Deep brown with a hint of ruby and a creamy, 1-finger head, Sam Adams Chocolate Bock is beautiful to behold.  There is a whiff of yeast and cocoa in the opening “pish”, and a tangy, tartness about the bouquet.  Surprisingly, there isn’t much else to the bouquet.  I really had to search hard to find anything, but perhaps there was some Cocoa Krispies or Cocoa Hoots.  The mouthfeel is creamy and smooth, and ahh, there it is, the chocolate I expected.  It now seems to be brownie-like with a bit of bunt or bittersweet chocolate in the finish.  I will say it’s OK at best, but I prefer chocolate notes that come from non-chocolate brew ingredients.  I’m not into it, and won’t finish it.

Leinenkugel 1888 Bock

Tastes like I remember in 1988.

I have to say I’m always pulling for Leinenkugel.  I was concerned when they became involved with Miller to expand their distribution network.  Their quality has not suffered and their introduction of new varieties of beer has been a blessing to beer drinkers.  Leinenkugel’s 1888 Bock is a Pepsi-brown beauty, it’s able to support a decent head for a long time and produce ample splotchy lacing.  It has a good amount of visible carbonation and the subtle toasted grain and light carmel bouquet has a hint of nuts and an even slighter hint of smoke.  The smooth, creamy texture is inviting, and a mild carmelly sweetness devolves into a lingering nutbread note.  A light dryness appears in the finish.  Rroasty, toasty and wonderful.


Another reason to love Austria.
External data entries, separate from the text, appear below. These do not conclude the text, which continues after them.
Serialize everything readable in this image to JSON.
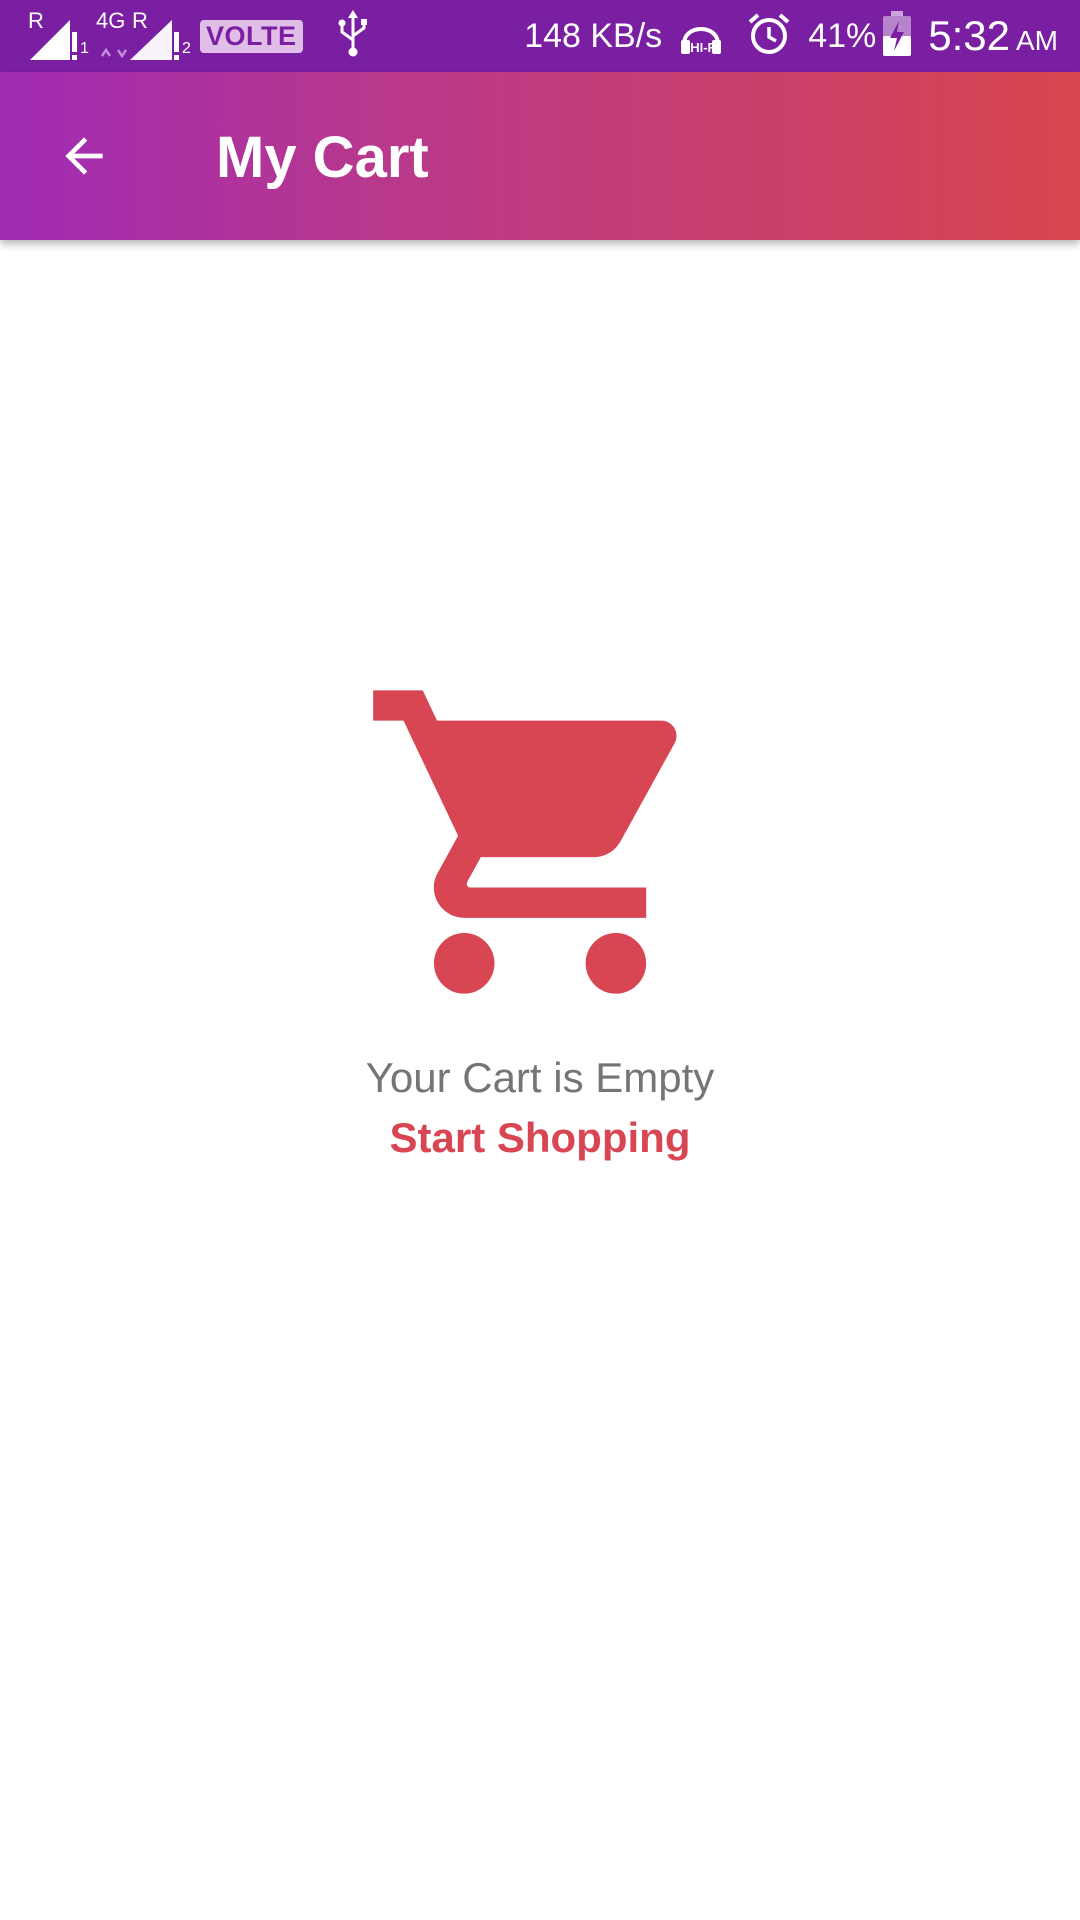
{
  "status_bar": {
    "sim1_roaming": "R",
    "sim1_slot": "1",
    "sim2_network": "4G",
    "sim2_roaming": "R",
    "sim2_slot": "2",
    "volte": "VOLTE",
    "net_speed": "148 KB/s",
    "hifi": "HI-FI",
    "battery": "41%",
    "time": "5:32",
    "ampm": "AM"
  },
  "app_bar": {
    "back_icon": "arrow-back-icon",
    "title": "My Cart",
    "gradient_start": "#a02bb4",
    "gradient_end": "#d9464e"
  },
  "empty_state": {
    "icon": "shopping-cart-icon",
    "icon_color": "#d84654",
    "message": "Your Cart is Empty",
    "link_label": "Start Shopping",
    "link_color": "#d84654"
  }
}
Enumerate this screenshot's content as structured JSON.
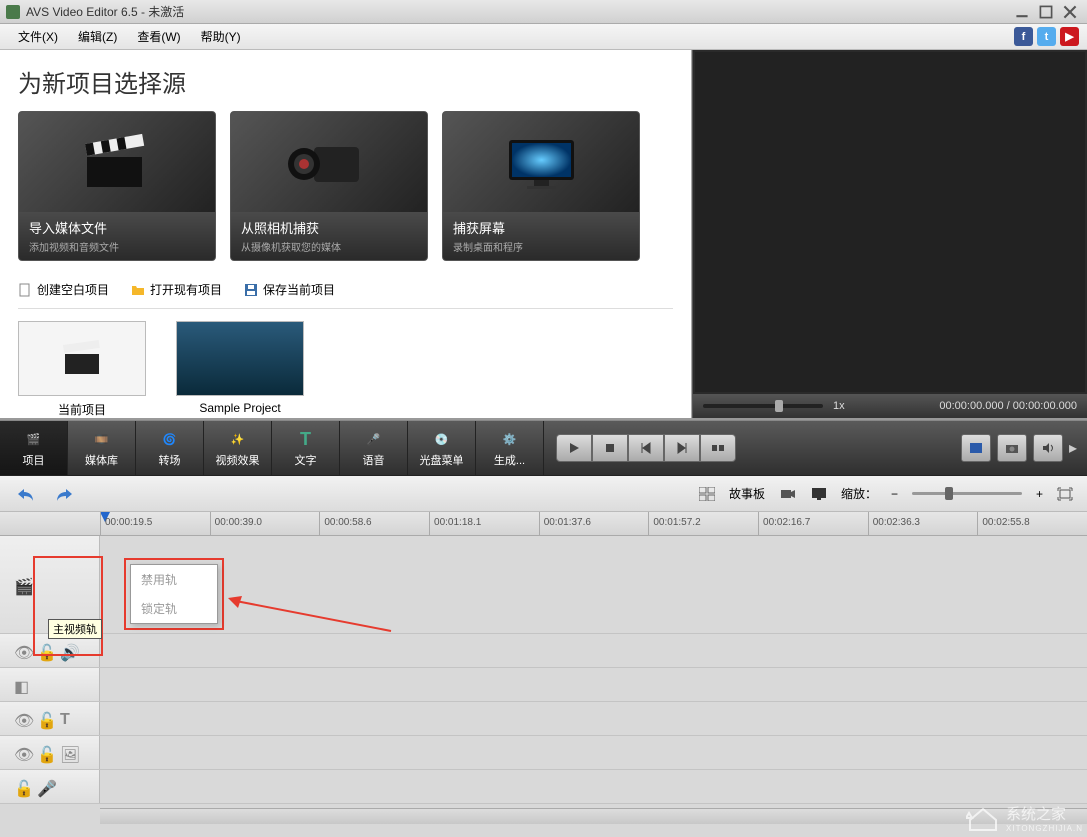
{
  "title": "AVS Video Editor 6.5 - 未激活",
  "menu": {
    "file": "文件(X)",
    "edit": "编辑(Z)",
    "view": "查看(W)",
    "help": "帮助(Y)"
  },
  "source": {
    "heading": "为新项目选择源",
    "cards": [
      {
        "title": "导入媒体文件",
        "sub": "添加视频和音频文件"
      },
      {
        "title": "从照相机捕获",
        "sub": "从摄像机获取您的媒体"
      },
      {
        "title": "捕获屏幕",
        "sub": "录制桌面和程序"
      }
    ],
    "projectbar": {
      "blank": "创建空白项目",
      "open": "打开现有项目",
      "save": "保存当前项目"
    },
    "thumbs": {
      "current": "当前项目",
      "sample": "Sample Project"
    }
  },
  "preview": {
    "speed": "1x",
    "time": "00:00:00.000 / 00:00:00.000"
  },
  "tabs": {
    "project": "项目",
    "media": "媒体库",
    "trans": "转场",
    "vfx": "视频效果",
    "text": "文字",
    "voice": "语音",
    "disc": "光盘菜单",
    "produce": "生成..."
  },
  "tltoolbar": {
    "storyboard": "故事板",
    "zoom": "缩放："
  },
  "ruler": [
    "00:00:19.5",
    "00:00:39.0",
    "00:00:58.6",
    "00:01:18.1",
    "00:01:37.6",
    "00:01:57.2",
    "00:02:16.7",
    "00:02:36.3",
    "00:02:55.8"
  ],
  "ctx": {
    "disable": "禁用轨",
    "lock": "锁定轨"
  },
  "tooltip": "主视频轨",
  "watermark": "系统之家",
  "watermark_sub": "XITONGZHIJIA.N"
}
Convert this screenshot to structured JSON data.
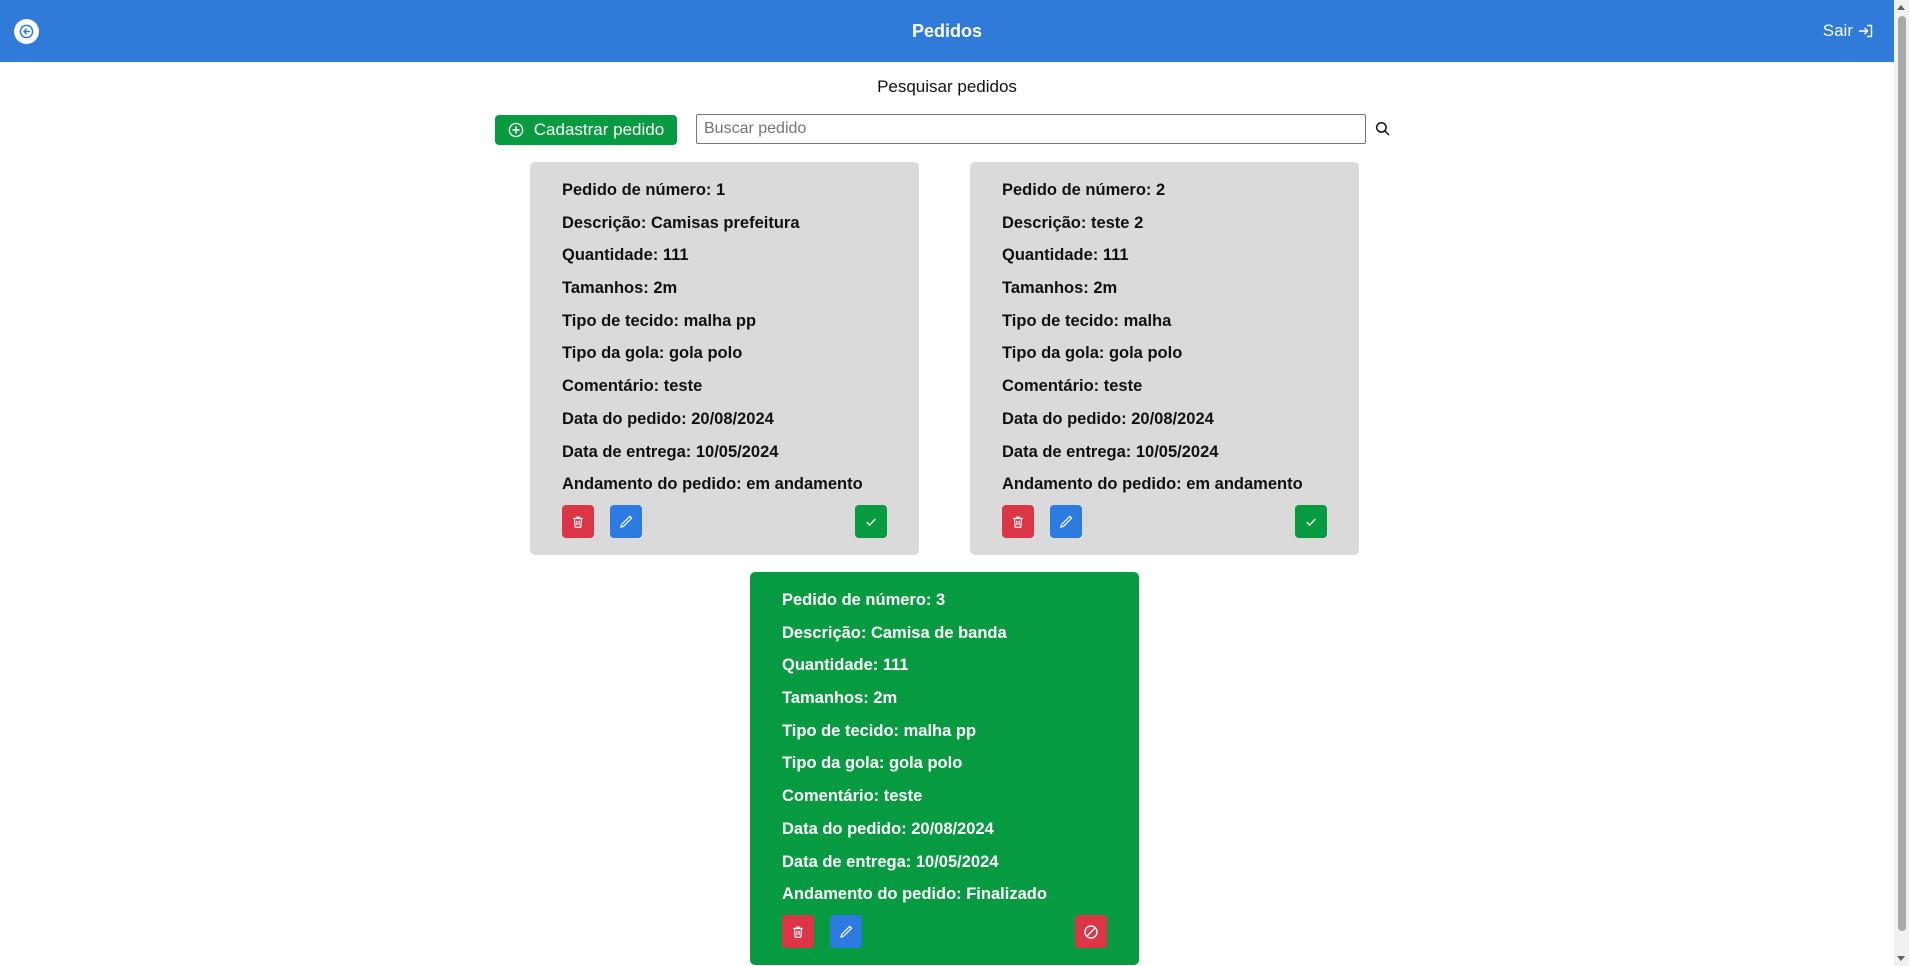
{
  "header": {
    "title": "Pedidos",
    "logout_label": "Sair",
    "color": "#307bd9"
  },
  "search": {
    "title": "Pesquisar pedidos",
    "add_label": "Cadastrar pedido",
    "placeholder": "Buscar pedido",
    "value": ""
  },
  "colors": {
    "pending_card": "#dadada",
    "done_card": "#069a41",
    "delete": "#dc3545",
    "edit": "#2c7be0",
    "confirm": "#069a41"
  },
  "orders": [
    {
      "status": "pending",
      "numero": "Pedido de número: 1",
      "descricao": "Descrição: Camisas prefeitura",
      "quantidade": "Quantidade: 111",
      "tamanhos": "Tamanhos: 2m",
      "tecido": "Tipo de tecido: malha pp",
      "gola": "Tipo da gola: gola polo",
      "comentario": "Comentário: teste",
      "data_pedido": "Data do pedido: 20/08/2024",
      "data_entrega": "Data de entrega: 10/05/2024",
      "andamento": "Andamento do pedido: em andamento"
    },
    {
      "status": "pending",
      "numero": "Pedido de número: 2",
      "descricao": "Descrição: teste 2",
      "quantidade": "Quantidade: 111",
      "tamanhos": "Tamanhos: 2m",
      "tecido": "Tipo de tecido: malha",
      "gola": "Tipo da gola: gola polo",
      "comentario": "Comentário: teste",
      "data_pedido": "Data do pedido: 20/08/2024",
      "data_entrega": "Data de entrega: 10/05/2024",
      "andamento": "Andamento do pedido: em andamento"
    },
    {
      "status": "done",
      "numero": "Pedido de número: 3",
      "descricao": "Descrição: Camisa de banda",
      "quantidade": "Quantidade: 111",
      "tamanhos": "Tamanhos: 2m",
      "tecido": "Tipo de tecido: malha pp",
      "gola": "Tipo da gola: gola polo",
      "comentario": "Comentário: teste",
      "data_pedido": "Data do pedido: 20/08/2024",
      "data_entrega": "Data de entrega: 10/05/2024",
      "andamento": "Andamento do pedido: Finalizado"
    }
  ]
}
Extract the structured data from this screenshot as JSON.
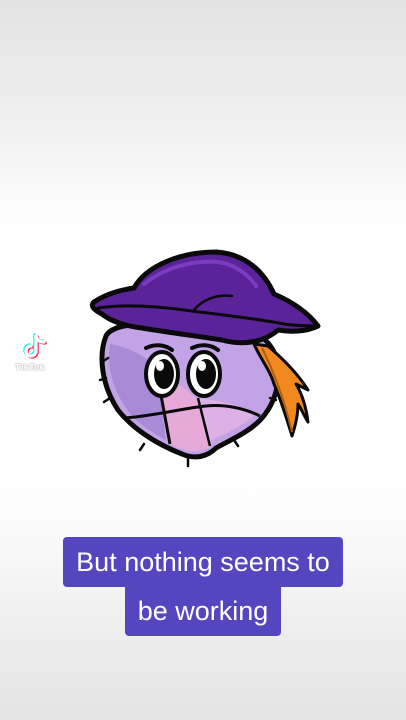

One of the best things about Stieglebock is the fact that the brewers say the flavor and taste varies from year to year.  Makes it kind of an adventure.  Adventure is good.  This year I can tell you that it is medium gold with a fluffy white head and a sweet bouquet with a light but noticeable hop presence.  It’s smooth-textured, again sweet, then sharp and crisp in the finish.  It’s well balanced.  Finally, there’s a hint of alcohol in the exhale (it’s a 7% ABV brew) and a hint of a smile beginning on your face.

Uff-da by New Glarus, for my pal Montague

A good day trip from Chicago can take you through Monroe, New Glarus and Middleton, Wisconsin, and can be a rewarding beer and cheese experience.  I’ve done it, and would do it again in a heartbeat.  I have mentioned the “Disappointment in Monroe” and their products before, but in New Glarus my disappointment turns to glee and even giddiness.  It is a town of good food and great beer.  Uff-da has a very sweet, rich bouquet which greets the nose immediately upon opening the bottle.  It is somewhere in the amber-to-mahogany color range, and is surprisingly headless for a malty beer, although there is plenty of carbonation to be seen. Not much lacing to mention either.   The taste is sweet, but not overly, and their is a hint of coffee in the finish.  Overall a pleasant beer, notable for it’s sweet qualities, but maybe lacking a little something.  I absolutely love their Spotted Cow, Organic Revolution, Fat Squirrel and Belgian Red, but that’s a story for another day.